This is an unusual venue for Funkytown, and a welcome one. You walk in off the street under a big marquee, then go downstairs (or take the elevator if you are so inclined). Downstairs there’s an honest-to-goodness stage with a first-rate sound system and a real lighting system. The place will hold 1,000 people, which makes it one of the largest music venues of its kind in town.
Panic Volcanic was already on stage when I walked in, and there was a decent-size crowd completely jammed up against the stage. PV’s lead singer, Ansley Dougherty, was standing on the ramparts of the stage, singing down at the crowd defiantly, and it was eating it up. This lady is a world beater.
Along with Ansley (an economics student at the University of North Texas), we have Chris Cole on drums and Zach Tucker on bass. On lead guitar we had nobody — Tucker plays the bass, and with the help of some effects he covers the leads, too. The result is a driving, hard-edged, purposeful rock experience with an experimental quality that puts them above and beyond the ordinary.
Although the band has no driving social or political message (other than to “spread the Panic Volcanic gospel”), its songs do draw from real life and heavy subjects. Take Little Grey Ghost, for instance.
“It’s about a bad decision with drugs,” said Ansley, “… and having a panic attack. I learned a lot from it. That song came from it. If I have to go through a [lousy] experience to get a good song out of it I really don’t mind so much.”
Near the end of the set, Hayden Miller of Frisky Disco was called on stage for backing vocals.

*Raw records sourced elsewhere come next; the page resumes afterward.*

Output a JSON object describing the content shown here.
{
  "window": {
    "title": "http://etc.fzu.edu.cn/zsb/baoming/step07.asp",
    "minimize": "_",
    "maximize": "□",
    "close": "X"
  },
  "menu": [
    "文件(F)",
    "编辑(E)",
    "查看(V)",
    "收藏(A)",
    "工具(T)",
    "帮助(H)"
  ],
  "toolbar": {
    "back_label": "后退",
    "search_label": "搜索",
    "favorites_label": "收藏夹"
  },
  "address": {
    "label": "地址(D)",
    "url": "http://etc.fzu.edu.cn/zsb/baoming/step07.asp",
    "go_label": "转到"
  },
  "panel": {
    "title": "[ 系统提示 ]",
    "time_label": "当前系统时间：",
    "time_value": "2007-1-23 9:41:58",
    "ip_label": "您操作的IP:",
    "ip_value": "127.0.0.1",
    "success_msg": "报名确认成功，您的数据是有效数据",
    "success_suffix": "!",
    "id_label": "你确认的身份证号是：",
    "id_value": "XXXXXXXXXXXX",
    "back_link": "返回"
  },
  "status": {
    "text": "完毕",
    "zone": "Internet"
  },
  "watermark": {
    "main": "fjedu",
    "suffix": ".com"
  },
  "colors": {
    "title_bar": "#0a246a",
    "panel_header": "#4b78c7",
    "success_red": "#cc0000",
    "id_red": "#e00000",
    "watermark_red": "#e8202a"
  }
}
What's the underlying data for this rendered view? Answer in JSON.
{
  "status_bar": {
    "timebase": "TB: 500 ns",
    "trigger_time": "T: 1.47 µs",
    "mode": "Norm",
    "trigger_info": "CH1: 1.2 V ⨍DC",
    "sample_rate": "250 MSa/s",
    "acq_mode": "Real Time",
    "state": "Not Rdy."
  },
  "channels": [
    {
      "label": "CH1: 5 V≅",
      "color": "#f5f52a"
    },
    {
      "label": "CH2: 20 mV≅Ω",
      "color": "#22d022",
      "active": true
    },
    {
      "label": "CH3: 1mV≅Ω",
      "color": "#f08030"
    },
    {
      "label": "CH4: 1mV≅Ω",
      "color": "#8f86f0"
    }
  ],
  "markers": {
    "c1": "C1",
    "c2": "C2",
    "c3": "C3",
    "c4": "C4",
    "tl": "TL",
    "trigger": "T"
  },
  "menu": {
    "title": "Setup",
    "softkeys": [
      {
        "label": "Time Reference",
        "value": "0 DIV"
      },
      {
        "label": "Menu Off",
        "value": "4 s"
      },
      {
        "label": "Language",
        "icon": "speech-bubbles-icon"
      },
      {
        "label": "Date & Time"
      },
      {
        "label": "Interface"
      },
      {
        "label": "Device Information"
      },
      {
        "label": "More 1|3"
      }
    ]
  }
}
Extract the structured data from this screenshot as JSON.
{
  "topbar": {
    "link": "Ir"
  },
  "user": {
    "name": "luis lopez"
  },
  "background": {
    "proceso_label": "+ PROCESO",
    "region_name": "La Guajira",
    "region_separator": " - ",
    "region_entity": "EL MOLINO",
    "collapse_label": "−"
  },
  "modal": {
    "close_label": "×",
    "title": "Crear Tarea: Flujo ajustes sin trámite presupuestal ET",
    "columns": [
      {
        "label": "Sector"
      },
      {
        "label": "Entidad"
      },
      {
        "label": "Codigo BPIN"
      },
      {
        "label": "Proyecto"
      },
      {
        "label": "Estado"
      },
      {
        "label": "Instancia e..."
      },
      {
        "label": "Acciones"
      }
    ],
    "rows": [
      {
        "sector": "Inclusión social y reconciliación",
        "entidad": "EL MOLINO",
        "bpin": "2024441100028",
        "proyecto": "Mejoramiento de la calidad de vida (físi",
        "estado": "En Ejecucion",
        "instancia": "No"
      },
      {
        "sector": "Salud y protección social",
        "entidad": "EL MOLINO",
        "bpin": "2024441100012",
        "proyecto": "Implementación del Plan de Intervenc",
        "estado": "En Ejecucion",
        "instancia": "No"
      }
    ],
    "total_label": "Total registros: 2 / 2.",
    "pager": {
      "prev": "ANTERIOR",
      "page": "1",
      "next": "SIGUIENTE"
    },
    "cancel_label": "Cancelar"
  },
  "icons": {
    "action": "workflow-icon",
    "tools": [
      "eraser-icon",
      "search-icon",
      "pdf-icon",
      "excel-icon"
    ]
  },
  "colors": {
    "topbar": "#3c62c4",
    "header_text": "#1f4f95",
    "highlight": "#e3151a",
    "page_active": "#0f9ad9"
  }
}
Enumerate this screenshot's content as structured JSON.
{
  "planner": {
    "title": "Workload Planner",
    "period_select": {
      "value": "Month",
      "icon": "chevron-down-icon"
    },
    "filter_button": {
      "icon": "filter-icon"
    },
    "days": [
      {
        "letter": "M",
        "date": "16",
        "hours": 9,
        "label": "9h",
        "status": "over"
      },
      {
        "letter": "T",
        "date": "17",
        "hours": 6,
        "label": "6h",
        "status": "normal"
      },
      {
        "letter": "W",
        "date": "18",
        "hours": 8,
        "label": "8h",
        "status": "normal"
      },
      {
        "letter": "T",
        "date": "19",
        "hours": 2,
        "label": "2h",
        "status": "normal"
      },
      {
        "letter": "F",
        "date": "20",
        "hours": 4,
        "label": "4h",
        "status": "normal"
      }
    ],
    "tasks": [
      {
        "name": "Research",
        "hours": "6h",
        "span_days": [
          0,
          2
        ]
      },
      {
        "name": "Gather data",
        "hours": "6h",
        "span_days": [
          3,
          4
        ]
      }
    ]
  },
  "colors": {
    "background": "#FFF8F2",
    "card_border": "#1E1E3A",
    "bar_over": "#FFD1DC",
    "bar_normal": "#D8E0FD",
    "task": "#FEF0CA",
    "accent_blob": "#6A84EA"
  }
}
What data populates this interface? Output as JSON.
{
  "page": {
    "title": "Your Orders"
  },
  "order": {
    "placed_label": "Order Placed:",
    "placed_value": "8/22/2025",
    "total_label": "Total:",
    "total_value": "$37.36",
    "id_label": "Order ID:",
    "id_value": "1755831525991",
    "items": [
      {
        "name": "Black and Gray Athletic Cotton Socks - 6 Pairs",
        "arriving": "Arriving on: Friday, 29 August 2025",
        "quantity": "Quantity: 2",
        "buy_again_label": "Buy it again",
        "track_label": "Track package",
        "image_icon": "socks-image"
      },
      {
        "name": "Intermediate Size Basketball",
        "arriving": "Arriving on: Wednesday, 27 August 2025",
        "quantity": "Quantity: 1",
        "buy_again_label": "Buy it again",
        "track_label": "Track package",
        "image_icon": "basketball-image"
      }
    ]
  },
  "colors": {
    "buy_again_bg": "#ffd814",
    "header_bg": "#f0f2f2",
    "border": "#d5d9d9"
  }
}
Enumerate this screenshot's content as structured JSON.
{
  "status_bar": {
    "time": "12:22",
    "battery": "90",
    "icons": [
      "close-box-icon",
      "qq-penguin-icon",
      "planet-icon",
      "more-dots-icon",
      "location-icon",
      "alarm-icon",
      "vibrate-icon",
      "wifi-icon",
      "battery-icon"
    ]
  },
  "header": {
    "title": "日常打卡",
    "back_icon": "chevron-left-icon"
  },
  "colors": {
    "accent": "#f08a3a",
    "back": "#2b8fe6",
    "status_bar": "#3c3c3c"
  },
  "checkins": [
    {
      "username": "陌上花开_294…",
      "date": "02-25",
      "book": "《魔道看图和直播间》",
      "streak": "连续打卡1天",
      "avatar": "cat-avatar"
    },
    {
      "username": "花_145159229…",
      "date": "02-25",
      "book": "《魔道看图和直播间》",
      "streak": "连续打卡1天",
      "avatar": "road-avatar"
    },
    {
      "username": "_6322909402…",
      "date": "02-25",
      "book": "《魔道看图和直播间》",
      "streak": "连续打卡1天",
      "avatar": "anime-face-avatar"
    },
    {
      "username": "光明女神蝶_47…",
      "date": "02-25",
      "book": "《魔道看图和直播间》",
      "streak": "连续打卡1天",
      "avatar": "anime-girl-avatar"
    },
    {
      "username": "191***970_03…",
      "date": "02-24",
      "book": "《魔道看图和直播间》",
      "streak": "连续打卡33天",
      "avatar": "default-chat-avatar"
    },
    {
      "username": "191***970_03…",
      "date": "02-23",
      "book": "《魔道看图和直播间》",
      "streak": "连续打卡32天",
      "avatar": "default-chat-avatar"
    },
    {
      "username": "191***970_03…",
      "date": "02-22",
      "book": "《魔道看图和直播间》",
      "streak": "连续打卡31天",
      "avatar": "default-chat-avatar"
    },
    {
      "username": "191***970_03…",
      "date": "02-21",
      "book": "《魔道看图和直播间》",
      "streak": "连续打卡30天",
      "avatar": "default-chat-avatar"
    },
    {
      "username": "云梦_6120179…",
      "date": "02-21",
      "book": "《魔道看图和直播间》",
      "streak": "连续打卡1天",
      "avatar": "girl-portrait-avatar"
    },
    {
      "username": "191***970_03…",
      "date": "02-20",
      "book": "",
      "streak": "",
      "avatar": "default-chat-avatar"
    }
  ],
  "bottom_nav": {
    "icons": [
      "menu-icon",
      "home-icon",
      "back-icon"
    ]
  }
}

That worked out so well that half the crowd climbed up there and finished the last song, including all of Animal Spirit and all of Frisky Disco. There were at least as many people on stage as on the dance floor.
Panic Volcanic is my kind of band, and Queen City Music Hall is the kind of venue that Fort Worth has needed since Caravan of Dreams was shuttered. It’s what we’ve been hoping the Ridglea Theater would become. Let’s hope Queen City can make a go of it.